In the next full category come delays within the video lifecycle associated with content creation and uploading, where there is again scope for optimization but often outside the control of the operator.
Thirdly and finally, there is latency associated with distribution and playout, the lag between video capture and playback, including delays incurred over a CDN where relevant. These delays, especially those associated with adaptive bit rate streaming, are the focus of these low latency methods.
The challenge for all these methods is to balance latency against quality. For on-demand traffic, low latency is almost irrelevant, so that the TCP transport protocol with packet retransmission can be used, as it is by Netflix and YouTube. But TCP is too inefficient for live streaming, because all packets have to be acknowledged by the receiver so that the sender can retransmit any that have been lost. This imposes unacceptable latency because of buffering between senders and receivers in the workflow, while scaling appallingly for live transmission, because the network becomes flooded with receipt acknowledgements, reducing the bandwidth efficiency. The buffering established between every sender and receiver in the workflow, in every router for example, also introduces enormous transmission delays.
For this reason, TCP-based protocols such as RTMP are being superseded for live video streaming. These mostly use some form of Automatic Request (ARC) for packet retransmission, aiming to make this more efficient and faster than TCP while achieving essentially the same goal of insulating the receiver against lost IP packets.

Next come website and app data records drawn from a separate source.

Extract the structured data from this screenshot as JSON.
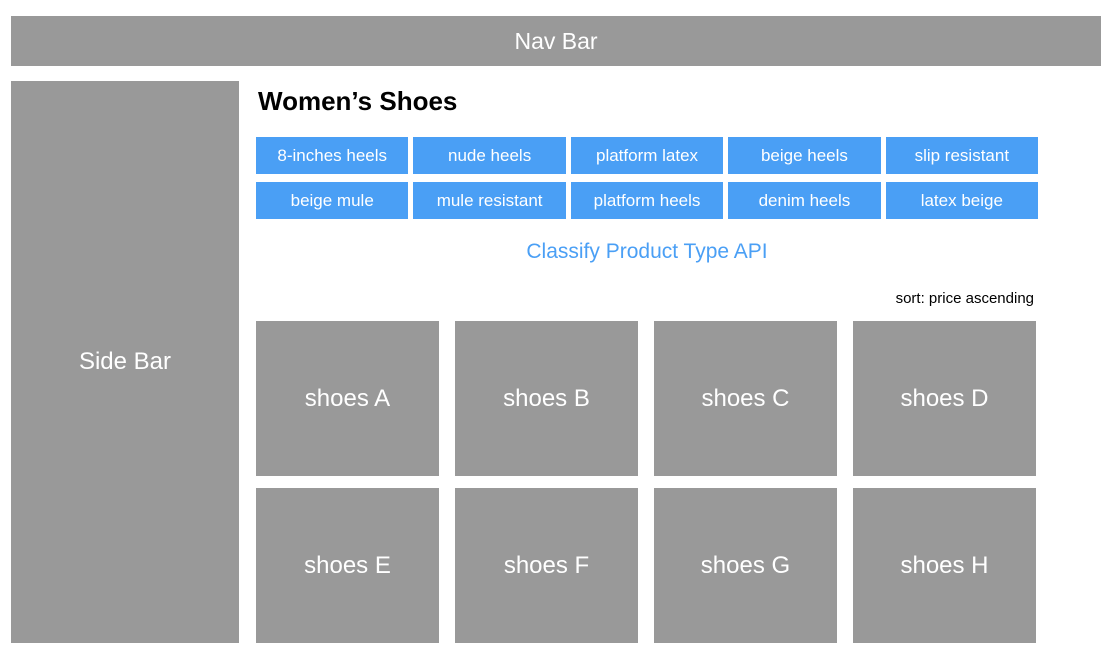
{
  "navbar": {
    "label": "Nav Bar"
  },
  "sidebar": {
    "label": "Side Bar"
  },
  "main": {
    "title": "Women’s Shoes",
    "tags_row1": [
      "8-inches heels",
      "nude heels",
      "platform latex",
      "beige heels",
      "slip resistant"
    ],
    "tags_row2": [
      "beige mule",
      "mule resistant",
      "platform heels",
      "denim heels",
      "latex beige"
    ],
    "api_link": "Classify Product Type API",
    "sort_label": "sort: price ascending",
    "products": [
      "shoes A",
      "shoes B",
      "shoes C",
      "shoes D",
      "shoes E",
      "shoes F",
      "shoes G",
      "shoes H"
    ]
  },
  "colors": {
    "placeholder_gray": "#999999",
    "tag_blue": "#4a9ff5",
    "link_blue": "#4a9ff5"
  }
}
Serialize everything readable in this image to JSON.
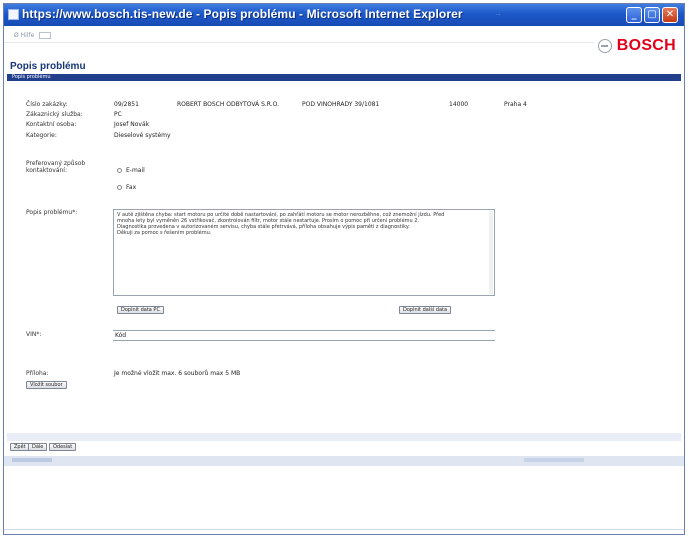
{
  "window": {
    "title": "https://www.bosch.tis-new.de - Popis problému - Microsoft Internet Explorer",
    "faint_text": "...",
    "buttons": {
      "minimize": "_",
      "maximize": "▢",
      "close": "✕"
    }
  },
  "toolbar": {
    "nav_text": "Ø Hilfe"
  },
  "brand": {
    "name": "BOSCH",
    "color": "#e2001a"
  },
  "page": {
    "title": "Popis problému",
    "section": "Popis problému"
  },
  "form": {
    "labels": {
      "case_no": "Číslo zakázky:",
      "service_partner": "Zákaznický služba:",
      "contact": "Kontaktní osoba:",
      "category": "Kategorie:",
      "preferred_contact": "Preferovaný způsob kontaktování:",
      "description": "Popis problému*:",
      "vin": "VIN*:",
      "attachment": "Příloha:"
    },
    "values": {
      "case_no": "09/2851",
      "company": "ROBERT BOSCH ODBYTOVÁ S.R.O.",
      "street": "POD VINOHRADY 39/1081",
      "postcode": "14000",
      "city": "Praha 4",
      "service_partner": "PC",
      "contact": "Josef Novák",
      "category": "Dieselové systémy",
      "vin": "Kód"
    },
    "contact_options": [
      "E-mail",
      "Fax"
    ],
    "description_lines": [
      "V autě zjištěna chyba: start motoru po určité době nastartování, po zahřátí motoru se motor nerozběhne, což znemožní jízdu. Před",
      "mnoha lety byl vyměněn 26 vstřikovač, zkontrolován filtr, motor stále nestartuje. Prosím o pomoc při určení problému 2.",
      "Diagnostika provedena v autorizovaném servisu, chyba stále přetrvává, příloha obsahuje výpis paměti z diagnostiky.",
      "Děkuji za pomoc s řešením problému."
    ],
    "attachment_text": "Je možné vložit max. 6 souborů max 5 MB",
    "buttons": {
      "add_pc": "Doplnit data PC",
      "add_context": "Doplnit další data",
      "add_file": "Vložit soubor",
      "back": "Zpět",
      "next": "Dále",
      "submit": "Odeslat"
    }
  }
}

WebRTC stands out from the others by avoiding packet retransmission altogether and instead adopting the alternative redundant approach of Forward Error Correction (FEC), where extra data bits are added to enable packets that are lost or corrupted to be reconstructed at the receiving end. This requires additional data, adding to network bandwidth required and it can only cope with a degree of packet loss, with no scope for winding up error correction by increasing latency when network conditions deteriorate too greatly. WebRTC therefore depends on relatively reliable transmission and even then, at present, relies on H.264 Baseline encoding, which restricts content to 1080p HD quality and is not capable of transmitting 4K.

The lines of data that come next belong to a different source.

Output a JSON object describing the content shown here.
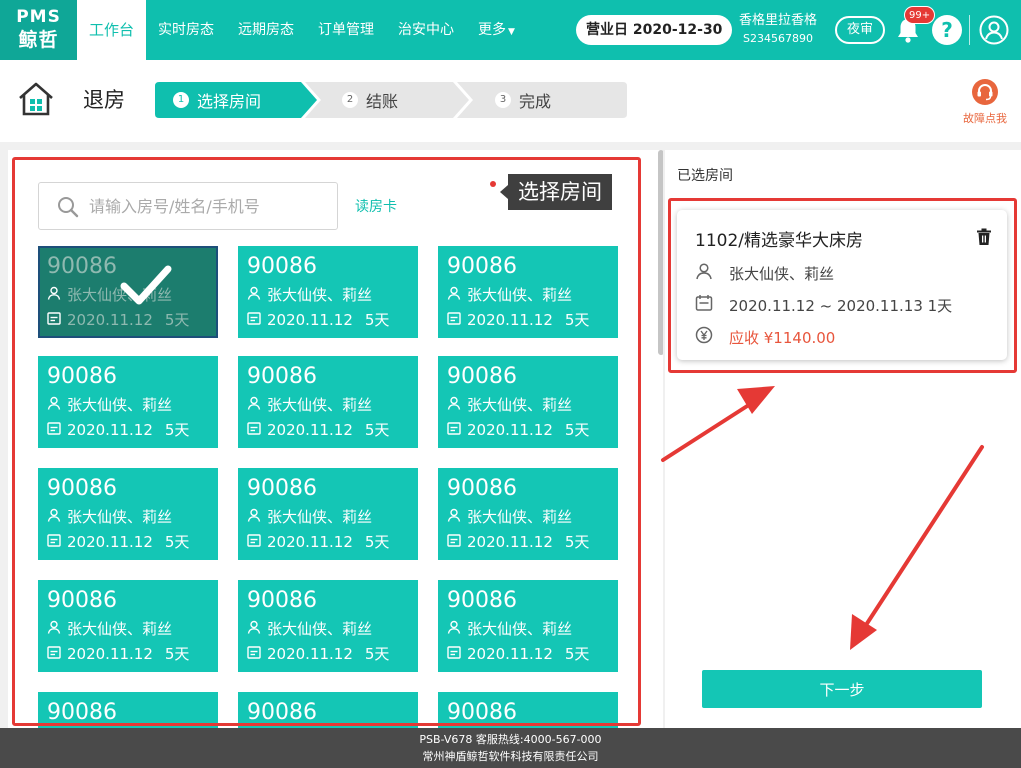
{
  "logo": {
    "line1": "PMS",
    "line2": "鲸哲"
  },
  "nav": {
    "items": [
      {
        "label": "工作台",
        "active": true
      },
      {
        "label": "实时房态",
        "active": false
      },
      {
        "label": "远期房态",
        "active": false
      },
      {
        "label": "订单管理",
        "active": false
      },
      {
        "label": "治安中心",
        "active": false
      },
      {
        "label": "更多",
        "active": false,
        "caret": "▼"
      }
    ],
    "business_day": "营业日 2020-12-30",
    "hotel_name": "香格里拉香格",
    "hotel_code": "S234567890",
    "night_audit_label": "夜审",
    "notifications_badge": "99+",
    "help_glyph": "?"
  },
  "page": {
    "title": "退房",
    "steps": [
      {
        "num": "1",
        "label": "选择房间",
        "active": true
      },
      {
        "num": "2",
        "label": "结账",
        "active": false
      },
      {
        "num": "3",
        "label": "完成",
        "active": false
      }
    ],
    "fault_report_label": "故障点我"
  },
  "search": {
    "placeholder": "请输入房号/姓名/手机号",
    "value": "",
    "read_card_label": "读房卡"
  },
  "tooltip": {
    "text": "选择房间"
  },
  "rooms": [
    {
      "room_no": "90086",
      "guests": "张大仙侠、莉丝",
      "date": "2020.11.12",
      "nights": "5天",
      "selected": true
    },
    {
      "room_no": "90086",
      "guests": "张大仙侠、莉丝",
      "date": "2020.11.12",
      "nights": "5天",
      "selected": false
    },
    {
      "room_no": "90086",
      "guests": "张大仙侠、莉丝",
      "date": "2020.11.12",
      "nights": "5天",
      "selected": false
    },
    {
      "room_no": "90086",
      "guests": "张大仙侠、莉丝",
      "date": "2020.11.12",
      "nights": "5天",
      "selected": false
    },
    {
      "room_no": "90086",
      "guests": "张大仙侠、莉丝",
      "date": "2020.11.12",
      "nights": "5天",
      "selected": false
    },
    {
      "room_no": "90086",
      "guests": "张大仙侠、莉丝",
      "date": "2020.11.12",
      "nights": "5天",
      "selected": false
    },
    {
      "room_no": "90086",
      "guests": "张大仙侠、莉丝",
      "date": "2020.11.12",
      "nights": "5天",
      "selected": false
    },
    {
      "room_no": "90086",
      "guests": "张大仙侠、莉丝",
      "date": "2020.11.12",
      "nights": "5天",
      "selected": false
    },
    {
      "room_no": "90086",
      "guests": "张大仙侠、莉丝",
      "date": "2020.11.12",
      "nights": "5天",
      "selected": false
    },
    {
      "room_no": "90086",
      "guests": "张大仙侠、莉丝",
      "date": "2020.11.12",
      "nights": "5天",
      "selected": false
    },
    {
      "room_no": "90086",
      "guests": "张大仙侠、莉丝",
      "date": "2020.11.12",
      "nights": "5天",
      "selected": false
    },
    {
      "room_no": "90086",
      "guests": "张大仙侠、莉丝",
      "date": "2020.11.12",
      "nights": "5天",
      "selected": false
    },
    {
      "room_no": "90086",
      "guests": "",
      "date": "",
      "nights": "",
      "selected": false
    },
    {
      "room_no": "90086",
      "guests": "",
      "date": "",
      "nights": "",
      "selected": false
    },
    {
      "room_no": "90086",
      "guests": "",
      "date": "",
      "nights": "",
      "selected": false
    }
  ],
  "selected_panel": {
    "label": "已选房间",
    "room": {
      "title": "1102/精选豪华大床房",
      "guests": "张大仙侠、莉丝",
      "dates": "2020.11.12 ~ 2020.11.13  1天",
      "amount": "应收 ¥1140.00"
    },
    "next_button": "下一步"
  },
  "footer": {
    "line1": "PSB-V678   客服热线:4000-567-000",
    "line2": "常州神盾鲸哲软件科技有限责任公司"
  },
  "colors": {
    "brand": "#0fbfae",
    "brand_dark": "#0fa797",
    "card": "#14c6b5",
    "card_selected": "#1c7d6e",
    "annotation": "#e53935",
    "amount": "#e8563d"
  }
}
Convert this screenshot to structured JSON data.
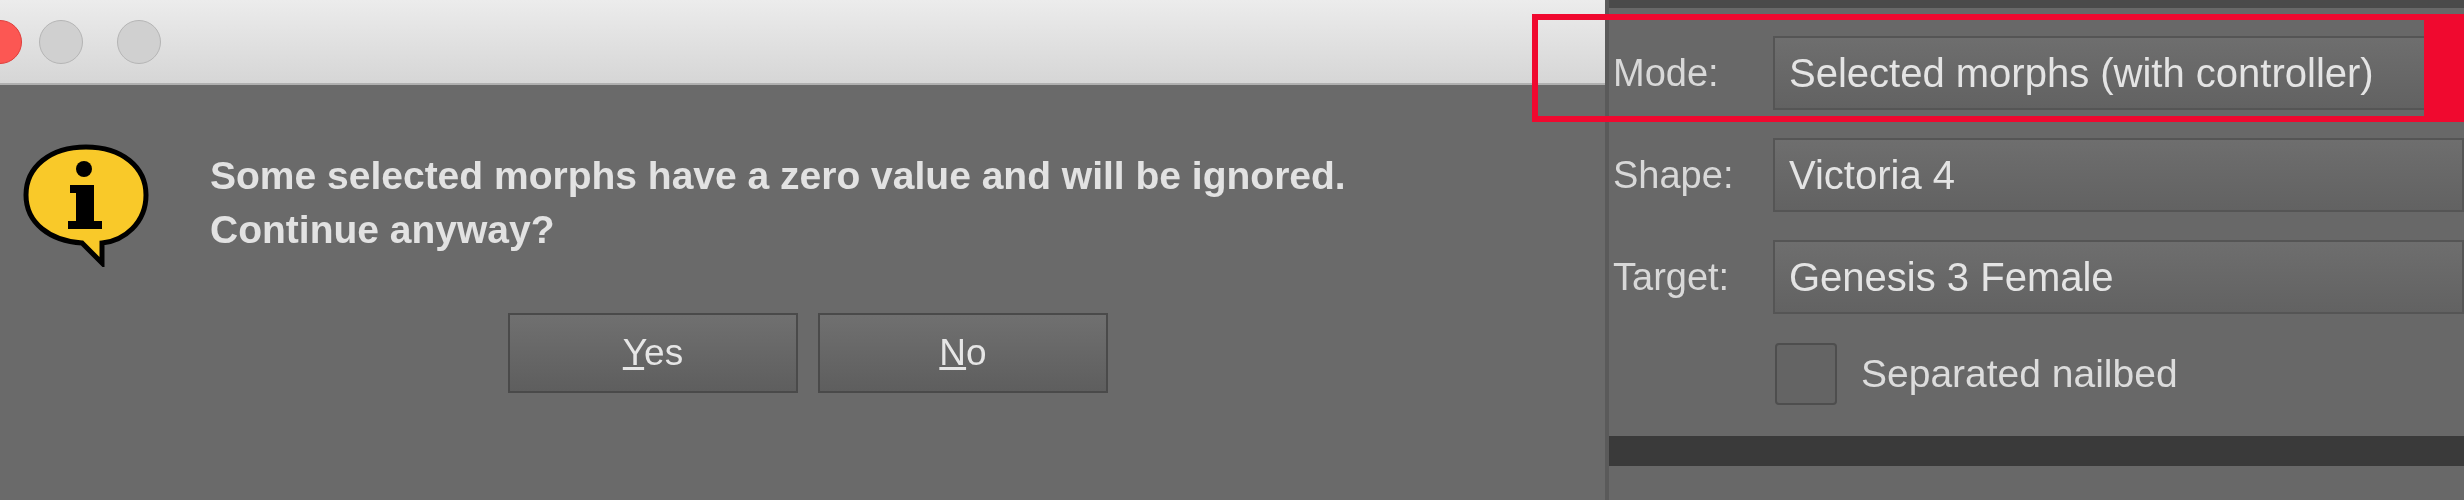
{
  "dialog": {
    "message": "Some selected morphs have a zero value and will be ignored. Continue anyway?",
    "buttons": [
      {
        "label": "Yes"
      },
      {
        "label": "No"
      }
    ]
  },
  "panel": {
    "fields": [
      {
        "kind": "dropdown",
        "label": "Mode:",
        "value": "Selected morphs (with controller)",
        "highlighted": true
      },
      {
        "kind": "dropdown",
        "label": "Shape:",
        "value": "Victoria 4",
        "highlighted": false
      },
      {
        "kind": "dropdown",
        "label": "Target:",
        "value": "Genesis 3 Female",
        "highlighted": false
      },
      {
        "kind": "checkbox",
        "label": "Separated nailbed",
        "checked": false
      }
    ]
  }
}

WebRTC was originally conceived largely for interactive applications including video conferencing but also collaboration in general, with speed gained by using simple APIs and direct browser-to-browser communication without any intermediary, in addition to avoiding packet retransmission. It achieves sub-second latency in many situations but at the cost of video quality and resilience against varying network conditions.
Initially, other low latency protocols such as CMAF LLC and HLS LLC were positioned for interactive applications such as webinars and indeed gambling, but now WebRTC has risen to the top for in-sports betting, because it does truly trade quality for low latency. When the video is subservient to the application, 1080p is good enough and the occasional buffering or glitches can be tolerated.

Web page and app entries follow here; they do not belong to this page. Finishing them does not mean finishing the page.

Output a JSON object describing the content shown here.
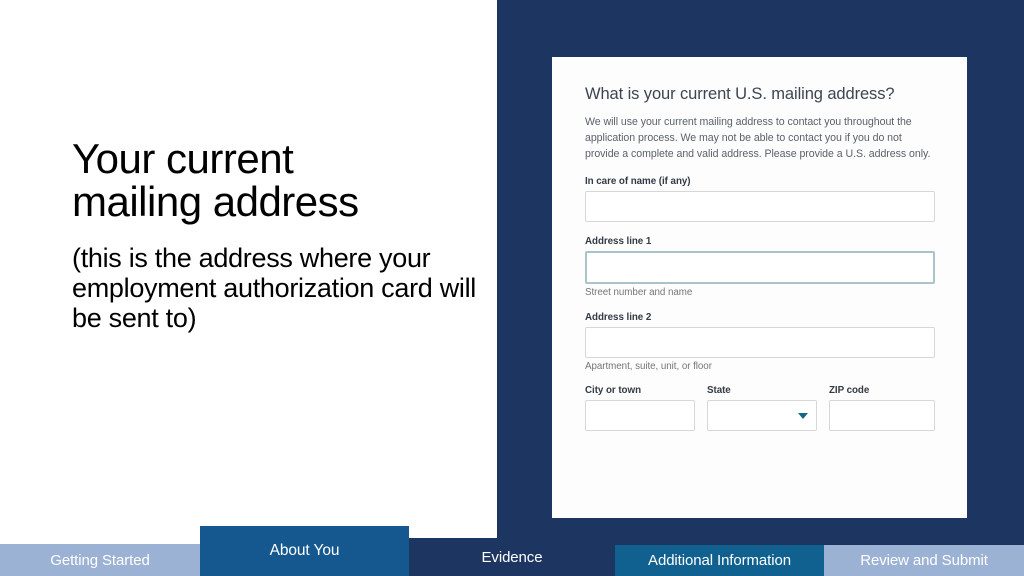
{
  "slide": {
    "background_color": "#ffffff",
    "panel_color": "#1d3661"
  },
  "left": {
    "headline": "Your current\nmailing address",
    "subline": "(this is the address where your employment authorization card will be sent to)"
  },
  "form": {
    "heading": "What is your current U.S. mailing address?",
    "intro": "We will use your current mailing address to contact you throughout the application process. We may not be able to contact you if you do not provide a complete and valid address. Please provide a U.S. address only.",
    "fields": {
      "in_care_of": {
        "label": "In care of name (if any)",
        "value": "",
        "placeholder": ""
      },
      "address_line_1": {
        "label": "Address line 1",
        "value": "",
        "placeholder": "",
        "hint": "Street number and name",
        "focused": true
      },
      "address_line_2": {
        "label": "Address line 2",
        "value": "",
        "placeholder": "",
        "hint": "Apartment, suite, unit, or floor"
      },
      "city": {
        "label": "City or town",
        "value": "",
        "placeholder": ""
      },
      "state": {
        "label": "State",
        "value": "",
        "caret_icon": "chevron-down-icon",
        "caret_color": "#14678a"
      },
      "zip": {
        "label": "ZIP code",
        "value": "",
        "placeholder": ""
      }
    }
  },
  "bottom_nav": {
    "steps": [
      {
        "label": "Getting Started",
        "color": "#9cb2d4",
        "state": "completed"
      },
      {
        "label": "About You",
        "color": "#15578f",
        "state": "current"
      },
      {
        "label": "Evidence",
        "color": "#1d3661",
        "state": "upcoming"
      },
      {
        "label": "Additional Information",
        "color": "#10618f",
        "state": "upcoming"
      },
      {
        "label": "Review and Submit",
        "color": "#9cb2d4",
        "state": "upcoming"
      }
    ]
  }
}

Now some sports broadcasters and betting sites are trialing WebRTC, so we can expect the first deployments during 2020. Among those believed to be looking at WebRTC are DAZN and Disney’s ESPN+.
We are also seeing partnerships between streamers and web betting firms, with BetMGM, the online sports betting app, having formed a content partnership with DAZN to provide gambling content around the latter’s broadcast of the recent heavyweight boxing rematch between Andy Ruiz Junior and Anthony Joshua. Live betting lines supplied by BetMGM were integrated into DAZN’s broadcast throughout the night of the fight. Again, we can expect more such collaborations net year.